Items from an interface collection
▼
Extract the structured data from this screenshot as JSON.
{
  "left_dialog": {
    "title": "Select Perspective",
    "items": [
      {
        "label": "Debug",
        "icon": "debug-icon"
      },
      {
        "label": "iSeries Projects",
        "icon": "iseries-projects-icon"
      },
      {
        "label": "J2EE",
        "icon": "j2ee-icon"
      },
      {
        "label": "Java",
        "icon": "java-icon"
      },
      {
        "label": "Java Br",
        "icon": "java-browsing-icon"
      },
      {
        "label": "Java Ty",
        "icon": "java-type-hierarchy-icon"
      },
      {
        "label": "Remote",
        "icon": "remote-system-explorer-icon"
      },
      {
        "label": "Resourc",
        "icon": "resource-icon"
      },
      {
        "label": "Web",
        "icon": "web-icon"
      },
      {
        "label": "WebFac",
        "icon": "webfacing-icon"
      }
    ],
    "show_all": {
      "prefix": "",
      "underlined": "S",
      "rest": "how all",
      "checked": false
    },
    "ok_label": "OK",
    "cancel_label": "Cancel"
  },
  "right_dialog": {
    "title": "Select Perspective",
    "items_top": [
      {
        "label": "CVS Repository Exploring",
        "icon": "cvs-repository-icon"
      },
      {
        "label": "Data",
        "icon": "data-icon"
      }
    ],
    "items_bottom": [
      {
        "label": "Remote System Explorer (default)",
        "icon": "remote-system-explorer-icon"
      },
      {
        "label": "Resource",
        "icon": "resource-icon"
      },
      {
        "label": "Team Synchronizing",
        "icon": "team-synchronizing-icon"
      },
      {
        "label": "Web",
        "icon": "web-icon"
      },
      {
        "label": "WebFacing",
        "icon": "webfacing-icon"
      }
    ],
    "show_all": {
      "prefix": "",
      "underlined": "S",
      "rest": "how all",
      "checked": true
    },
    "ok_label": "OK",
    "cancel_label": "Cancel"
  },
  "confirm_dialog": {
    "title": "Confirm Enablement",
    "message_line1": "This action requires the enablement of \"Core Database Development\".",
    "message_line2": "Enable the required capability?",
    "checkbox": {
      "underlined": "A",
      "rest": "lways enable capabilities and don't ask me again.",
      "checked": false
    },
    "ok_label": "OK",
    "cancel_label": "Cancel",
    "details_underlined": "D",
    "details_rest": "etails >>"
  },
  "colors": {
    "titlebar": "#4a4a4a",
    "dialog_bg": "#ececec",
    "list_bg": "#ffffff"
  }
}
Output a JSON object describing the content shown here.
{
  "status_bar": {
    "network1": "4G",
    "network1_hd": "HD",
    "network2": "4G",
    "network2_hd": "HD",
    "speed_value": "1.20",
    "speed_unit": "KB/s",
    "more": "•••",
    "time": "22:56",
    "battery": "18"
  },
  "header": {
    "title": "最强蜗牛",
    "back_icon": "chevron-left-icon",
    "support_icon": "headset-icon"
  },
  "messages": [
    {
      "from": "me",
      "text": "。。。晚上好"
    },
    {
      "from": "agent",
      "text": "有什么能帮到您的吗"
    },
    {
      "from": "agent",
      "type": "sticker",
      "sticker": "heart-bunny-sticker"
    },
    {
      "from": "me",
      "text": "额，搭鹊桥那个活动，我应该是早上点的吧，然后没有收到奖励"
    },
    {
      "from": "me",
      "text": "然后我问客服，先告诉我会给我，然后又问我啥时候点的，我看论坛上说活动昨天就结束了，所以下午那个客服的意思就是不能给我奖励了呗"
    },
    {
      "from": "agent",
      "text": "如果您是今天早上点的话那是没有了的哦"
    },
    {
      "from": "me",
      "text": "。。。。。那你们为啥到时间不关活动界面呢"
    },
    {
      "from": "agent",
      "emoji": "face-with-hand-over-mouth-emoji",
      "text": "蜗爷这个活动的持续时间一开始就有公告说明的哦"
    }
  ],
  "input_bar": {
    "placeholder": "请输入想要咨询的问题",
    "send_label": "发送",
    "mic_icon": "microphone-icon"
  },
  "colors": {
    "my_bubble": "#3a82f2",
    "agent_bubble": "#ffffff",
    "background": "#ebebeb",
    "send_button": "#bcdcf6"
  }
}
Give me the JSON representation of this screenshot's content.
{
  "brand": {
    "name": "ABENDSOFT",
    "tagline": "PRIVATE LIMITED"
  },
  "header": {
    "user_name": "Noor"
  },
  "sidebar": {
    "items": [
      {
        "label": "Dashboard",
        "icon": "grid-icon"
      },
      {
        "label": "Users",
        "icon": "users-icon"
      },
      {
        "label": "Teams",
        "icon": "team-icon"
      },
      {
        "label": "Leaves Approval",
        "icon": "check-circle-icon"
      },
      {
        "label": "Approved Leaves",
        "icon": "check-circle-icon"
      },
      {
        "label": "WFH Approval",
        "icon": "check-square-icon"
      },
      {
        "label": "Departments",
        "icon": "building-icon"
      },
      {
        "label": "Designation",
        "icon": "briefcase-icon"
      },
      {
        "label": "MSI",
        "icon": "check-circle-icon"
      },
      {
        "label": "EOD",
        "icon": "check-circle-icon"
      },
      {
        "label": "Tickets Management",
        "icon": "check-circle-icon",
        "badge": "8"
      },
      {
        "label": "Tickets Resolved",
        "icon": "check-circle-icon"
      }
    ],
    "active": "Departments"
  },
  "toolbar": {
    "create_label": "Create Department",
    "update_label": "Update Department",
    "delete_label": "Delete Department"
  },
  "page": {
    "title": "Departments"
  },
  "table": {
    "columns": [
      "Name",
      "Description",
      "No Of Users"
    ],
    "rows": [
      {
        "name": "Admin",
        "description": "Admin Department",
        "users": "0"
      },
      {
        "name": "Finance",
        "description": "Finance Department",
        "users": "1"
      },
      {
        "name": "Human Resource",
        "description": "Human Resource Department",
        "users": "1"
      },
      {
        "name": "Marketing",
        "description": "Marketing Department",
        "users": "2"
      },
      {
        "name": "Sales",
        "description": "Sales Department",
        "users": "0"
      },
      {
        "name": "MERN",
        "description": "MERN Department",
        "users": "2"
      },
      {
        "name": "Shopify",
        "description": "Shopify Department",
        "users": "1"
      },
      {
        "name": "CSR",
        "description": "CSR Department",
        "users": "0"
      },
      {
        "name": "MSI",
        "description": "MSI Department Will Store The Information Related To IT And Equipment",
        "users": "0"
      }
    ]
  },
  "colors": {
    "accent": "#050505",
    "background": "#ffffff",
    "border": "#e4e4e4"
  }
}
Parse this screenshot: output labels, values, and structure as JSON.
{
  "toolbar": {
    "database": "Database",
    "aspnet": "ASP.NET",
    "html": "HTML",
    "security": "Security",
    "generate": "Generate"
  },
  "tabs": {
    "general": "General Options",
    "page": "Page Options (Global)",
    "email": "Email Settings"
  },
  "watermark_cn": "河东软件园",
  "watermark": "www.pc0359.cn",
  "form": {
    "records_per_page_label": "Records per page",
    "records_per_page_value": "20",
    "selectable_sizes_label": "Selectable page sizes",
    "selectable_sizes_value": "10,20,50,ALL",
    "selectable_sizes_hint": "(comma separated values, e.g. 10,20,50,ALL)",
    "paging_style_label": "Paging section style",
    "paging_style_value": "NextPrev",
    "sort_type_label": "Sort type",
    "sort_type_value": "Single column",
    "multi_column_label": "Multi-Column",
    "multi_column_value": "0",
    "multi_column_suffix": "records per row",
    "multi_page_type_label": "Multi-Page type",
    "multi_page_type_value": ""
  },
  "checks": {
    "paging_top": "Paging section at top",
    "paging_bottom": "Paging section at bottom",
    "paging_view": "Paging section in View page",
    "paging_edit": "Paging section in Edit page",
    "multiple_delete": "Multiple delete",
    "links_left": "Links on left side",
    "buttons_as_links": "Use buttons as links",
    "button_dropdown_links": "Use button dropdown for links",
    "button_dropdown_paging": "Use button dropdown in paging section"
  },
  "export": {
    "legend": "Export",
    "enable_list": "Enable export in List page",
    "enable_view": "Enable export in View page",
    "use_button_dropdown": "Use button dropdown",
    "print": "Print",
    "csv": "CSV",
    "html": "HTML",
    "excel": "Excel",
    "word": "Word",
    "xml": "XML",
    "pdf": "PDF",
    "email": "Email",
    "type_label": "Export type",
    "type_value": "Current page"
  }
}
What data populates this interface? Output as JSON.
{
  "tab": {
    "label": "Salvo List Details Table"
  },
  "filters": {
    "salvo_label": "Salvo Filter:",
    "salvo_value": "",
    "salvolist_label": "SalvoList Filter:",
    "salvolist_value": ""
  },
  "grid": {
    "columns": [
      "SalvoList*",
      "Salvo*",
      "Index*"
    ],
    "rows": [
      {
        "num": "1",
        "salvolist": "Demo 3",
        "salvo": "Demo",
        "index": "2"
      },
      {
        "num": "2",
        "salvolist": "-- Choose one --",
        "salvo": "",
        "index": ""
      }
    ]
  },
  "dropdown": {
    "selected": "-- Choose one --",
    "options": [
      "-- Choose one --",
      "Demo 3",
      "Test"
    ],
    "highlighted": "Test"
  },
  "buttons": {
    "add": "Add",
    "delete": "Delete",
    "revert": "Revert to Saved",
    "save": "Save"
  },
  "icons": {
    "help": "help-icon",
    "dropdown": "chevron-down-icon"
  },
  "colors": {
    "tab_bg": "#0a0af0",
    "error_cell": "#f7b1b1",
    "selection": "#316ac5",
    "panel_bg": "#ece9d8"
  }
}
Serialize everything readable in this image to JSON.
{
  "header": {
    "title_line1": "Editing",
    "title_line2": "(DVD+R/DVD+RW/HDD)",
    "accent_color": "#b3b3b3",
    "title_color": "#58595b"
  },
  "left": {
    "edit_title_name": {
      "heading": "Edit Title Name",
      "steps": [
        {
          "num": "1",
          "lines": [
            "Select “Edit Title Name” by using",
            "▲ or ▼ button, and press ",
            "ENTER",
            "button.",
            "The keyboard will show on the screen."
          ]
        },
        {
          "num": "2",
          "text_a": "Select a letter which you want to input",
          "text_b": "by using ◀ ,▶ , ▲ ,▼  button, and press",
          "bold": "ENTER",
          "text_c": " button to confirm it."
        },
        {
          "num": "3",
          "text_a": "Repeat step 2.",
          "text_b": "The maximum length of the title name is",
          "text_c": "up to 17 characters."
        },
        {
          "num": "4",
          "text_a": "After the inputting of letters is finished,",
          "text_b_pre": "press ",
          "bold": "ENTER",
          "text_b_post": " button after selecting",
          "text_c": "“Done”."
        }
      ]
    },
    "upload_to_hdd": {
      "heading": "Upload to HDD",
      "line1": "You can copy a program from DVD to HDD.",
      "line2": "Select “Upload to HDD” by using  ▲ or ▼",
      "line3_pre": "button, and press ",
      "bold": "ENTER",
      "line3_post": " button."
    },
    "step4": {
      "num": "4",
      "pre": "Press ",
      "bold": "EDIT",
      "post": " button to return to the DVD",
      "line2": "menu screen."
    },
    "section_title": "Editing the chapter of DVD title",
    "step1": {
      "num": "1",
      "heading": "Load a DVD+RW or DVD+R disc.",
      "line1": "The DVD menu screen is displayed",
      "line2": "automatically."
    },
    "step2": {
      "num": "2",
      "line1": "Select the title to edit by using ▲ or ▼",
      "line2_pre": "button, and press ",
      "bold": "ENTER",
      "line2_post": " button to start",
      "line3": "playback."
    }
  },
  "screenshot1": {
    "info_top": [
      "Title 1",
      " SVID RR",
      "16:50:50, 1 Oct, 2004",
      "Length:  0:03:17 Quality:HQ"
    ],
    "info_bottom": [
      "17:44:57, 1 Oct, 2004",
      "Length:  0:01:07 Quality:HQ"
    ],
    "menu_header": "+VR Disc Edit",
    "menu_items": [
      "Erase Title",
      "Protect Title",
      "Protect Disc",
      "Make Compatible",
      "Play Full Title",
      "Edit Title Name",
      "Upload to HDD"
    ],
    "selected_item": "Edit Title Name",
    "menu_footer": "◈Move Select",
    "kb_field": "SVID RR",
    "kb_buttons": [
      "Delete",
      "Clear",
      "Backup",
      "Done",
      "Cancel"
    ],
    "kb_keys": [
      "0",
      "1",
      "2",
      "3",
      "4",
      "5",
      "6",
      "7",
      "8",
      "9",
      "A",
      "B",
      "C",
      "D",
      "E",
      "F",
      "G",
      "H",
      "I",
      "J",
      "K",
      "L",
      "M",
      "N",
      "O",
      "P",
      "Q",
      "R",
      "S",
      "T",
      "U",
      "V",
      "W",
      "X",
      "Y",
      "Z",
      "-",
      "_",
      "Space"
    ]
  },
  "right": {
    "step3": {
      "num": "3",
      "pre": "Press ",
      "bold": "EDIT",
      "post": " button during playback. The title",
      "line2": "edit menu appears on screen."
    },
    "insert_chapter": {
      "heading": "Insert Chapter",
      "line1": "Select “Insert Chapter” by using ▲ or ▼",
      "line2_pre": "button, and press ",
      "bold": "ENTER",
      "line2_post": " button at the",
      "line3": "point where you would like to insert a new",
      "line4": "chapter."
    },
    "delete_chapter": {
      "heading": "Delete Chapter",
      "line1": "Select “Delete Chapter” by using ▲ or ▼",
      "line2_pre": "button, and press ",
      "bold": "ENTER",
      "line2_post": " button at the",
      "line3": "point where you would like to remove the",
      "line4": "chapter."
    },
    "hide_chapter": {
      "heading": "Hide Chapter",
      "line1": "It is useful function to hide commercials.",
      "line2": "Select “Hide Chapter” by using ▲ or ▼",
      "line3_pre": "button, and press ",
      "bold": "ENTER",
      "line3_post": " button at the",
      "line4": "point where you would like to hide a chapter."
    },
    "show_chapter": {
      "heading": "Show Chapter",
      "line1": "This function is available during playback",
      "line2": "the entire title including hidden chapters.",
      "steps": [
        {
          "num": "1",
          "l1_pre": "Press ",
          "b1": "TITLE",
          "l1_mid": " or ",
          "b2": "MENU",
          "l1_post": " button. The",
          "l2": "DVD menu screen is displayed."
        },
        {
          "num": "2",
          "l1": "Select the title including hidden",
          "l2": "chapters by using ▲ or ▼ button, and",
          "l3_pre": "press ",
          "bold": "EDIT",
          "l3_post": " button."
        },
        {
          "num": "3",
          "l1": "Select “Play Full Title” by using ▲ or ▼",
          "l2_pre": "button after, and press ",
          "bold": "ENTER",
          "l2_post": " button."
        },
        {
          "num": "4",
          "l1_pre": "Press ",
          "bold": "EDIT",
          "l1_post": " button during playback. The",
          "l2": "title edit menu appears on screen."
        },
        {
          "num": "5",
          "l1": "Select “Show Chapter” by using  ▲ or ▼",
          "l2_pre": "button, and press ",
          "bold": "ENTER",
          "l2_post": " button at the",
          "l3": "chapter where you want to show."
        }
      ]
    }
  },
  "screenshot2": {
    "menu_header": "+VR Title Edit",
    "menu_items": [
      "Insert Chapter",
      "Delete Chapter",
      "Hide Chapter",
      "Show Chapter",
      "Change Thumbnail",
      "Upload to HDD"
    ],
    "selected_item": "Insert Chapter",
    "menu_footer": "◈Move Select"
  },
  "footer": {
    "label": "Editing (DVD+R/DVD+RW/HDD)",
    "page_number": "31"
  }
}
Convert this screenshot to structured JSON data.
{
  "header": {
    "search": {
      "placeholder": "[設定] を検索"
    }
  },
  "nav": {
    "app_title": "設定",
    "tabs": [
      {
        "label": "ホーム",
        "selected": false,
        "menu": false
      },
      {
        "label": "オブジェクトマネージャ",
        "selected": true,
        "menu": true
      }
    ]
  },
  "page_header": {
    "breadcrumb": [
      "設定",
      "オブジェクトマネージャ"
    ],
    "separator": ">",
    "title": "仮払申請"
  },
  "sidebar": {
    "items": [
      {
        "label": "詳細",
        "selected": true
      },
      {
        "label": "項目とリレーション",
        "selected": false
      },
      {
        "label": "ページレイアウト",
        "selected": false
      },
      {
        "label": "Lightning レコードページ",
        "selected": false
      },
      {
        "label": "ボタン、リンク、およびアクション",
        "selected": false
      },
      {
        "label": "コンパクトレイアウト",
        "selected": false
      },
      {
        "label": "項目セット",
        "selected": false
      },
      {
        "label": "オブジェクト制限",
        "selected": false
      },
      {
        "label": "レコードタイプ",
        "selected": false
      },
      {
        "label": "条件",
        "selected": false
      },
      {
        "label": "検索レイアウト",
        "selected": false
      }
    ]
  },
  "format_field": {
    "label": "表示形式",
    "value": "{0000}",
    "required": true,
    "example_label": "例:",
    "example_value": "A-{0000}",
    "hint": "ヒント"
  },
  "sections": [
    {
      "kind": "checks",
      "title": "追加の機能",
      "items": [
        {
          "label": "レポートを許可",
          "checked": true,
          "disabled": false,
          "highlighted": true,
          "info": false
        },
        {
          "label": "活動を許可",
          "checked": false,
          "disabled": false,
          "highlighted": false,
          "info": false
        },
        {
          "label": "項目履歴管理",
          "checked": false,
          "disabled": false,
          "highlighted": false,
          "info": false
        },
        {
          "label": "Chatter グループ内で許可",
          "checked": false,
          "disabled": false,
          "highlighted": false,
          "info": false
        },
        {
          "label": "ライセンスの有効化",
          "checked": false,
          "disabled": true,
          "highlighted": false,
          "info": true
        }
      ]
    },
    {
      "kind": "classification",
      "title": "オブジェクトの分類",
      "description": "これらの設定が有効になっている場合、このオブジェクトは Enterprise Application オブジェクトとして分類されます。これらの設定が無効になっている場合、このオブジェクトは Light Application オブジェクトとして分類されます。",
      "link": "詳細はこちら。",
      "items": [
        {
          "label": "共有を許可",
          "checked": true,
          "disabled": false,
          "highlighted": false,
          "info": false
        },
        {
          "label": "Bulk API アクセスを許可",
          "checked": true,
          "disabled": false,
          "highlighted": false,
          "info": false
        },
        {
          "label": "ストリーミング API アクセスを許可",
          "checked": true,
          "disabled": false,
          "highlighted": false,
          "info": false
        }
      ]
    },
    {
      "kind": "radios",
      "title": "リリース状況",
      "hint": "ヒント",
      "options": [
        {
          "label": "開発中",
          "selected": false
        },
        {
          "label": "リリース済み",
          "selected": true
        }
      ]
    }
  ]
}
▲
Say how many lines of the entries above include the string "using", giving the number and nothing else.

▶ **YOUR SOLUTION**:
10